the shape shown at (e). This may be fastened to the cover by

means of small staples, or even tacks, and should project over

the edge about two inches. When this is done, the lid should be

raised to the angle shown in our illustration, and the spot where

the end of the wire loop touches the back of the box should be

marked and a slit cut through the wood at this place, large enough

for the angle of the loop to pass through. Two elastics should

now be fastened to the inside of the box, being secured to the

bottom at the side, and the other to the edge of the cover, as

seen in the illustration. They should be sufficiently strong to

draw down the cover quickly. The perch, or spindle, should consist

of a light stick of wood, as shown at (b,) one end provided with

a slight notch, and the other fastened to the inside of the front

of the box by a string or leather hinge, (c,) keeping the notch on

the upper side of the stick. It will be now seen that by opening

the cover, until the loop enters through the groove, and by then

hooking the notch in the spindle under the loop as seen at (a)

the trap will be set, and if properly done it will be found that a

very slight weight on the spindle will set it free from the loop

and let the cover down with swiftness.

To secure the cover in place a small tin catch should now be applied

to the front edge of the box, as shown in the illustration. A piece

of tin two inches in length by a half an inch in breadth will answer

for this purpose. One end should be bent

down half an inch at a pretty sharp angle, and the other attached

by two tacks, to the edge of the box, in the position shown in

the cut. This precaution will effectually prevent the escape of

whatever bird, large or small, the trap may chance to secure. It

is a necessary feature of the trap, as without it the elastics

might be torn asunder and the lid thereby easily raised.
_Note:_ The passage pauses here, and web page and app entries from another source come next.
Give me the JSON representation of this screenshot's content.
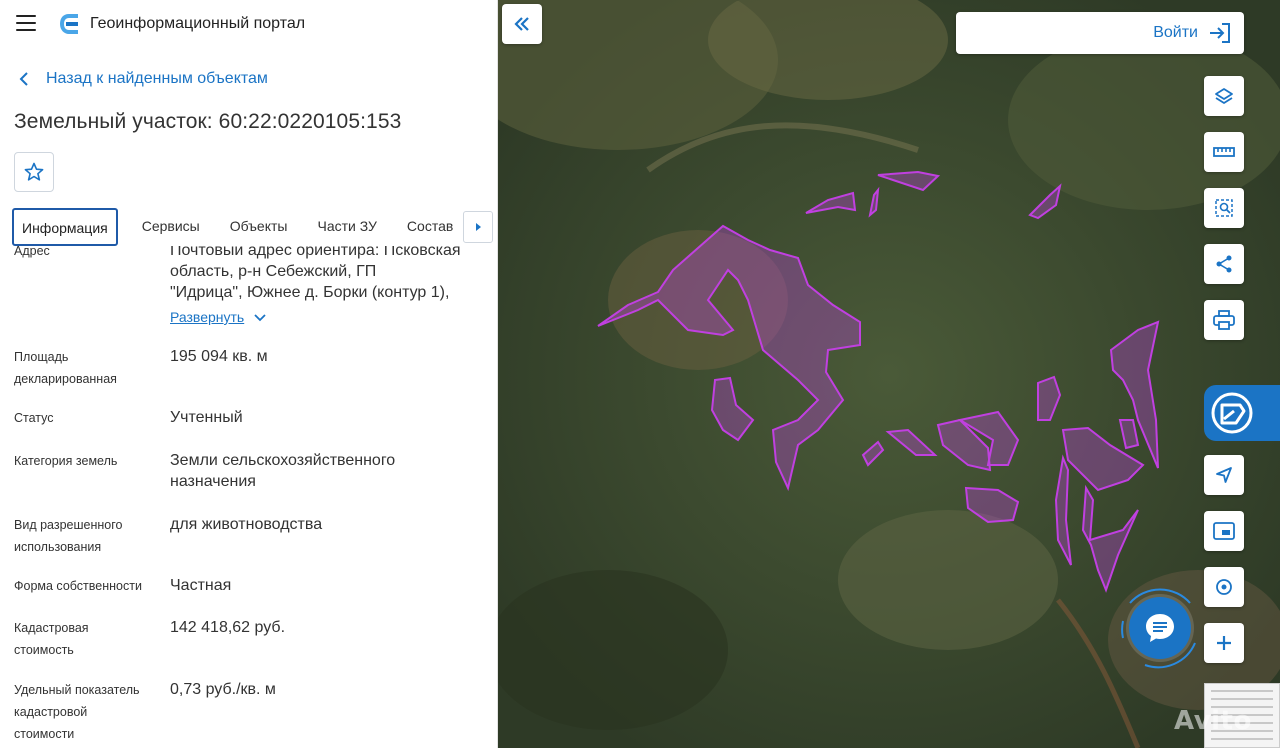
{
  "header": {
    "title": "Геоинформационный портал"
  },
  "nav": {
    "back_label": "Назад к найденным объектам"
  },
  "object": {
    "title": "Земельный участок: 60:22:0220105:153"
  },
  "tabs": [
    {
      "label": "Информация",
      "active": true
    },
    {
      "label": "Сервисы"
    },
    {
      "label": "Объекты"
    },
    {
      "label": "Части ЗУ"
    },
    {
      "label": "Состав"
    }
  ],
  "info": {
    "address": {
      "label": "Адрес",
      "value_line1": "Почтовый адрес ориентира: Псковская",
      "value_line2": "область, р-н Себежский, ГП",
      "value_line3": "\"Идрица\", Южнее д. Борки (контур 1),",
      "expand_label": "Развернуть"
    },
    "area": {
      "label_line1": "Площадь",
      "label_line2": "декларированная",
      "value": "195 094 кв. м"
    },
    "status": {
      "label": "Статус",
      "value": "Учтенный"
    },
    "category": {
      "label": "Категория земель",
      "value_line1": "Земли сельскохозяйственного",
      "value_line2": "назначения"
    },
    "permitted_use": {
      "label_line1": "Вид разрешенного",
      "label_line2": "использования",
      "value": "для животноводства"
    },
    "ownership": {
      "label": "Форма собственности",
      "value": "Частная"
    },
    "cadastral_value": {
      "label_line1": "Кадастровая",
      "label_line2": "стоимость",
      "value": "142 418,62 руб."
    },
    "specific_index": {
      "label_line1": "Удельный показатель",
      "label_line2": "кадастровой",
      "label_line3": "стоимости",
      "value": "0,73 руб./кв. м"
    }
  },
  "map": {
    "login_label": "Войти",
    "watermark": "Avito",
    "tools": [
      "layers-icon",
      "ruler-icon",
      "select-area-icon",
      "share-icon",
      "print-icon",
      "navigate-icon",
      "minimap-icon",
      "location-icon",
      "plus-icon"
    ],
    "accent_color": "#1b74c5",
    "parcel_color": "#c040e0"
  }
}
This trap may be baited in a variety of ways. As it is particularly

designed for a bird trap, it is well to sprinkle the bottom of

the box with berries, bird-seed, small insects, such as crickets,
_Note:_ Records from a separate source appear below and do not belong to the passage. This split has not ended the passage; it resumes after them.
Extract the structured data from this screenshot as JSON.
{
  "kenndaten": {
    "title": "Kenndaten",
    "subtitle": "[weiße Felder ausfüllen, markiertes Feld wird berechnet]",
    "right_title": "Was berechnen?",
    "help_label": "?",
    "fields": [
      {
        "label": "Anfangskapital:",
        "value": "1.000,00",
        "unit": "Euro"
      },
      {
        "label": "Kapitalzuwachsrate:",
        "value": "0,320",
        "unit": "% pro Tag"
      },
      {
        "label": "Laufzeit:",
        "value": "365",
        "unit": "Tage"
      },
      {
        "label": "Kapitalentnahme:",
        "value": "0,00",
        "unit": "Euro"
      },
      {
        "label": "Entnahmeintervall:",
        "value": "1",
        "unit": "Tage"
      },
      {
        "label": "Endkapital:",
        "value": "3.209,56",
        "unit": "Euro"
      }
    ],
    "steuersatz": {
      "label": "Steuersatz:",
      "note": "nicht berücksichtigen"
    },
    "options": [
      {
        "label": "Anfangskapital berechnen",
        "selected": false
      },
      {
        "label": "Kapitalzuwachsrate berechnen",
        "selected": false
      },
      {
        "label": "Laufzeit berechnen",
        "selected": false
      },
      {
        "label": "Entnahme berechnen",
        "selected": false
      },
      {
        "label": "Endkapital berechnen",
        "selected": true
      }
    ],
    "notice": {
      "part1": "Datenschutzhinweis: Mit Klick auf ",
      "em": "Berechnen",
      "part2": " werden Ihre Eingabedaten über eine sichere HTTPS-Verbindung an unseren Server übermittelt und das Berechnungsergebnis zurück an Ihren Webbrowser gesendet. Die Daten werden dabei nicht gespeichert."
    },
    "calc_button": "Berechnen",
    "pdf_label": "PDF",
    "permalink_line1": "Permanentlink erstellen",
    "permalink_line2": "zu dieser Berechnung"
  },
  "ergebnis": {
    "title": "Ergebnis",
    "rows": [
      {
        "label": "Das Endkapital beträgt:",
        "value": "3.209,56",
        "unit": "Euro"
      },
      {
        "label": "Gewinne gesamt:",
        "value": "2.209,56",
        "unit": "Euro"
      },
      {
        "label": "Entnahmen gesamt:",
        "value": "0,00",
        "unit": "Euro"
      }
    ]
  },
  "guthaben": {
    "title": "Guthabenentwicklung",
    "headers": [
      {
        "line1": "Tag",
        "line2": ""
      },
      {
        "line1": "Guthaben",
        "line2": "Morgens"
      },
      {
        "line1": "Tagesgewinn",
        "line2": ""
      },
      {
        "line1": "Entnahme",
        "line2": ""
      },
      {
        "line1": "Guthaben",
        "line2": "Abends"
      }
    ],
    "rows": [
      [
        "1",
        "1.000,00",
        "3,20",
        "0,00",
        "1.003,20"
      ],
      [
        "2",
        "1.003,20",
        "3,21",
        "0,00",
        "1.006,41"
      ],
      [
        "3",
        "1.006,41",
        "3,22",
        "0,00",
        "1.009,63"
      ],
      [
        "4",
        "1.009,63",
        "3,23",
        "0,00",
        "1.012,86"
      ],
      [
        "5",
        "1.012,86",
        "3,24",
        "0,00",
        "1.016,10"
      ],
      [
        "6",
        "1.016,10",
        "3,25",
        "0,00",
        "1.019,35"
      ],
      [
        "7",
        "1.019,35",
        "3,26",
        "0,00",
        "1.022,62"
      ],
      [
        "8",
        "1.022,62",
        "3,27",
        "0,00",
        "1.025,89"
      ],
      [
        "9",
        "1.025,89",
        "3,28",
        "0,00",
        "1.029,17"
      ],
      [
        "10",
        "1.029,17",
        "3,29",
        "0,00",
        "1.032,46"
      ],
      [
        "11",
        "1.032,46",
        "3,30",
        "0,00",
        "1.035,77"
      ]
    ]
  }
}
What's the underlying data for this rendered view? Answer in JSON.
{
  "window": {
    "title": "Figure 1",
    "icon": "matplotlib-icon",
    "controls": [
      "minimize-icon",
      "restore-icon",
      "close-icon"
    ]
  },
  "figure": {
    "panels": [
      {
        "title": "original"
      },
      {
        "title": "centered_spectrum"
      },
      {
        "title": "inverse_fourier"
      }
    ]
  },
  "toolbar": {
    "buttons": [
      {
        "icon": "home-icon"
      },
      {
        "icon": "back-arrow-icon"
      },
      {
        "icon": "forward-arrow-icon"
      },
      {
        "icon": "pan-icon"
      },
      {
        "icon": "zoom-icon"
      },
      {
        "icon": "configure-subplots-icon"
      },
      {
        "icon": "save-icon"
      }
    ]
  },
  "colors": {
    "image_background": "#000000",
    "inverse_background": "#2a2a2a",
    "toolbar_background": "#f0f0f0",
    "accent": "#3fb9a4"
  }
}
grasshoppers, etc. These latter are very apt to jump out, and it

may be well to fasten one or two of them to the bottom with a pin
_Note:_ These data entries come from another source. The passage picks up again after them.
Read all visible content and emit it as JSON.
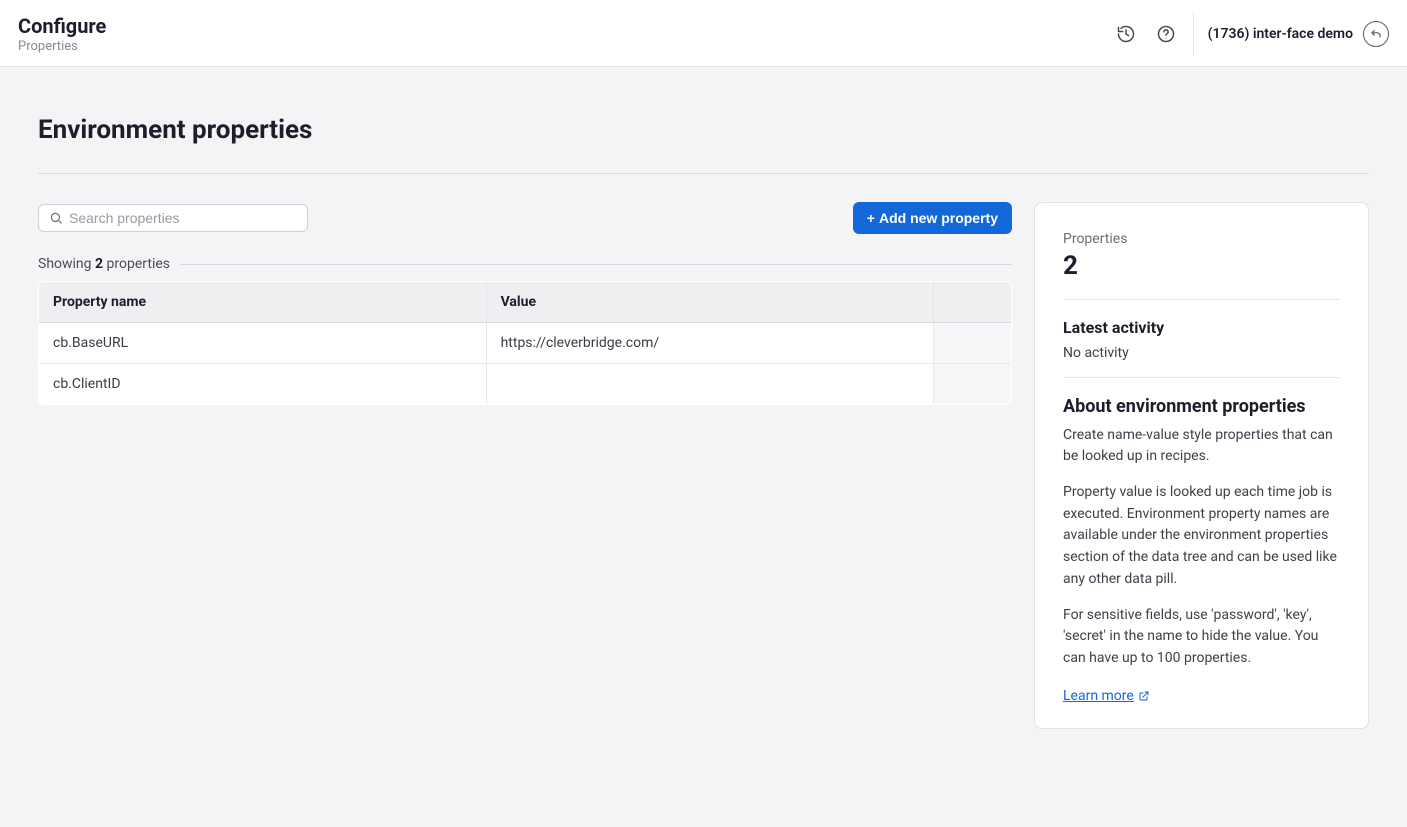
{
  "header": {
    "title": "Configure",
    "subtitle": "Properties",
    "account_label": "(1736) inter-face demo"
  },
  "page": {
    "title": "Environment properties"
  },
  "search": {
    "placeholder": "Search properties"
  },
  "buttons": {
    "add_property": "Add new property"
  },
  "count": {
    "prefix": "Showing",
    "number": "2",
    "suffix": "properties"
  },
  "table": {
    "col_name": "Property name",
    "col_value": "Value",
    "rows": [
      {
        "name": "cb.BaseURL",
        "value": "https://cleverbridge.com/"
      },
      {
        "name": "cb.ClientID",
        "value": ""
      }
    ]
  },
  "sidebar": {
    "props_label": "Properties",
    "props_count": "2",
    "activity_label": "Latest activity",
    "activity_value": "No activity",
    "about_label": "About environment properties",
    "about_p1": "Create name-value style properties that can be looked up in recipes.",
    "about_p2": "Property value is looked up each time job is executed. Environment property names are available under the environment properties section of the data tree and can be used like any other data pill.",
    "about_p3": "For sensitive fields, use 'password', 'key', 'secret' in the name to hide the value. You can have up to 100 properties.",
    "learn_more": "Learn more"
  }
}
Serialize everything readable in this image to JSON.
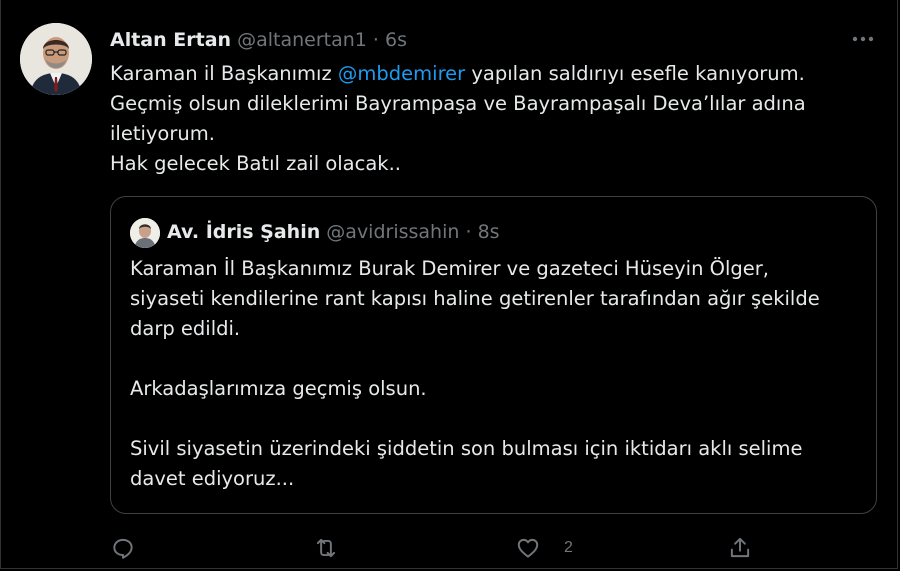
{
  "tweet": {
    "author_name": "Altan Ertan",
    "author_handle": "@altanertan1",
    "separator": "·",
    "time": "6s",
    "lines": [
      {
        "before": "Karaman il Başkanımız ",
        "mention": "@mbdemirer",
        "after": " yapılan saldırıyı esefle kanıyorum."
      },
      {
        "text": "Geçmiş olsun dileklerimi Bayrampaşa ve Bayrampaşalı Deva’lılar adına"
      },
      {
        "text": "iletiyorum."
      },
      {
        "text": "Hak gelecek Batıl zail olacak.."
      }
    ]
  },
  "quote": {
    "author_name": "Av. İdris Şahin",
    "author_handle": "@avidrissahin",
    "separator": "·",
    "time": "8s",
    "paragraph1": [
      "Karaman İl Başkanımız Burak Demirer ve gazeteci Hüseyin Ölger,",
      "siyaseti kendilerine rant kapısı haline getirenler tarafından ağır şekilde",
      "darp edildi."
    ],
    "paragraph2": [
      "Arkadaşlarımıza geçmiş olsun."
    ],
    "paragraph3": [
      "Sivil siyasetin üzerindeki şiddetin son bulması için iktidarı aklı selime",
      "davet ediyoruz..."
    ]
  },
  "actions": {
    "reply_icon": "reply-icon",
    "retweet_icon": "retweet-icon",
    "like_icon": "heart-icon",
    "like_count": "2",
    "share_icon": "share-icon"
  },
  "colors": {
    "background": "#000000",
    "text": "#e7e9ea",
    "secondary": "#71767b",
    "mention": "#1d9bf0",
    "border": "#3e4144"
  }
}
through the body, just behind the head.

There are many kinds of birds which live almost exclusively on

insects; and as this bait is of rather a lively kind, there is

scarcely any other method to retain them in their position. A bird

on approaching this trap will almost irresistibly alight on the

perch, and if not at first, it is generally sure to do so before

long. If desired, a pasteboard platform may be fastened on the

top of the perch with small tacks, and the bait scattered upon

it. This will act in the same manner, and might, perhaps, be a

trifle more certain. We will leave it to our readers to experiment


We have given this variety the name of owl-trap, because it may

be used with success in this direction. When set for this purpose,

it should be baited with a live mouse, small rat or bird, either

fastened to the bottom of the trap, if a bird, or set in with the

trap inclosing it, if a mouse. A small bird is the preferable bait,

as it may be easily fastened to the bottom of the box by a string,

and as a general thing is more sure to attract the attention of

the owl by its chirping.

The trap should be set in an open, conspicuous spot, in the neighborhood

where the owls in the night are heard to hoot. The chances are

that the box will contain an owl on the following morning.

This bird is a very interesting and beautiful creature, and if our

young reader could only catch one, and find rats and mice enough

to keep it well fed, he would not only greatly diminish the number

of rats in his neighborhood, but he would realize a great deal

of enjoyment in watching and studying the habits of the bird.

Should it be difficult to supply the above mentioned food, raw

meat will answer equally well. The bird should either be kept in

a cage or inclosure and in the latter case, its wings will require

to be clipped.